# EXERCISE PROMPT
Reproduce the entries beneath exactly, without their images.

======== EXTRACTED INFORMATION ========

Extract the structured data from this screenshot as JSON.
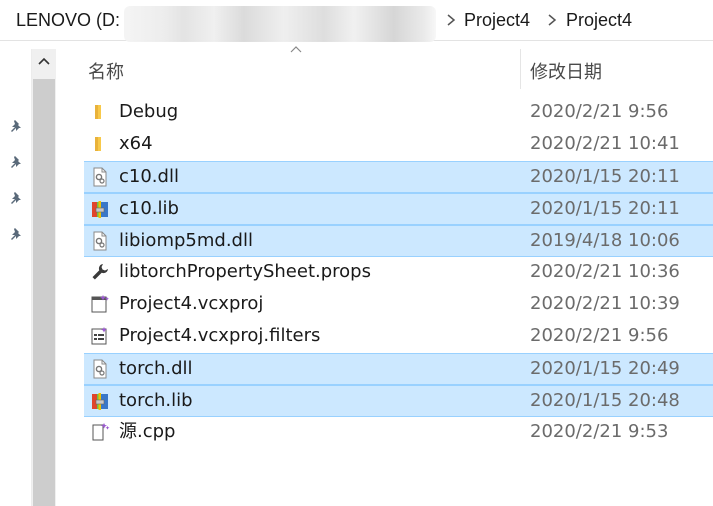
{
  "address": {
    "drive": "LENOVO (D:",
    "path": [
      "Project4",
      "Project4"
    ]
  },
  "columns": {
    "name": "名称",
    "date_modified": "修改日期"
  },
  "files": [
    {
      "name": "Debug",
      "date": "2020/2/21 9:56",
      "icon": "folder-icon",
      "selected": false
    },
    {
      "name": "x64",
      "date": "2020/2/21 10:41",
      "icon": "folder-icon",
      "selected": false
    },
    {
      "name": "c10.dll",
      "date": "2020/1/15 20:11",
      "icon": "dll-file-icon",
      "selected": true
    },
    {
      "name": "c10.lib",
      "date": "2020/1/15 20:11",
      "icon": "lib-archive-icon",
      "selected": true
    },
    {
      "name": "libiomp5md.dll",
      "date": "2019/4/18 10:06",
      "icon": "dll-file-icon",
      "selected": true
    },
    {
      "name": "libtorchPropertySheet.props",
      "date": "2020/2/21 10:36",
      "icon": "wrench-icon",
      "selected": false
    },
    {
      "name": "Project4.vcxproj",
      "date": "2020/2/21 10:39",
      "icon": "vcxproj-icon",
      "selected": false
    },
    {
      "name": "Project4.vcxproj.filters",
      "date": "2020/2/21 9:56",
      "icon": "filters-icon",
      "selected": false
    },
    {
      "name": "torch.dll",
      "date": "2020/1/15 20:49",
      "icon": "dll-file-icon",
      "selected": true
    },
    {
      "name": "torch.lib",
      "date": "2020/1/15 20:48",
      "icon": "lib-archive-icon",
      "selected": true
    },
    {
      "name": "源.cpp",
      "date": "2020/2/21 9:53",
      "icon": "cpp-file-icon",
      "selected": false
    }
  ],
  "colors": {
    "selection": "#cce8ff",
    "selection_border": "#99d1ff",
    "folder": "#f8c94a"
  }
}
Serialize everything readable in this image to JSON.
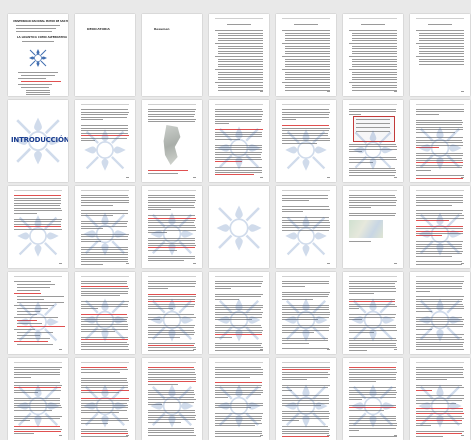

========

# REPLY
Extract the structured data from this screenshot as JSON.
{
  "address": {
    "drive": "LENOVO (D:",
    "path": [
      "Project4",
      "Project4"
    ]
  },
  "columns": {
    "name": "名称",
    "date_modified": "修改日期"
  },
  "files": [
    {
      "name": "Debug",
      "date": "2020/2/21 9:56",
      "icon": "folder-icon",
      "selected": false
    },
    {
      "name": "x64",
      "date": "2020/2/21 10:41",
      "icon": "folder-icon",
      "selected": false
    },
    {
      "name": "c10.dll",
      "date": "2020/1/15 20:11",
      "icon": "dll-file-icon",
      "selected": true
    },
    {
      "name": "c10.lib",
      "date": "2020/1/15 20:11",
      "icon": "lib-archive-icon",
      "selected": true
    },
    {
      "name": "libiomp5md.dll",
      "date": "2019/4/18 10:06",
      "icon": "dll-file-icon",
      "selected": true
    },
    {
      "name": "libtorchPropertySheet.props",
      "date": "2020/2/21 10:36",
      "icon": "wrench-icon",
      "selected": false
    },
    {
      "name": "Project4.vcxproj",
      "date": "2020/2/21 10:39",
      "icon": "vcxproj-icon",
      "selected": false
    },
    {
      "name": "Project4.vcxproj.filters",
      "date": "2020/2/21 9:56",
      "icon": "filters-icon",
      "selected": false
    },
    {
      "name": "torch.dll",
      "date": "2020/1/15 20:49",
      "icon": "dll-file-icon",
      "selected": true
    },
    {
      "name": "torch.lib",
      "date": "2020/1/15 20:48",
      "icon": "lib-archive-icon",
      "selected": true
    },
    {
      "name": "源.cpp",
      "date": "2020/2/21 9:53",
      "icon": "cpp-file-icon",
      "selected": false
    }
  ],
  "colors": {
    "selection": "#cce8ff",
    "selection_border": "#99d1ff",
    "folder": "#f8c94a"
  }
}
Serialize everything readable in this image to JSON.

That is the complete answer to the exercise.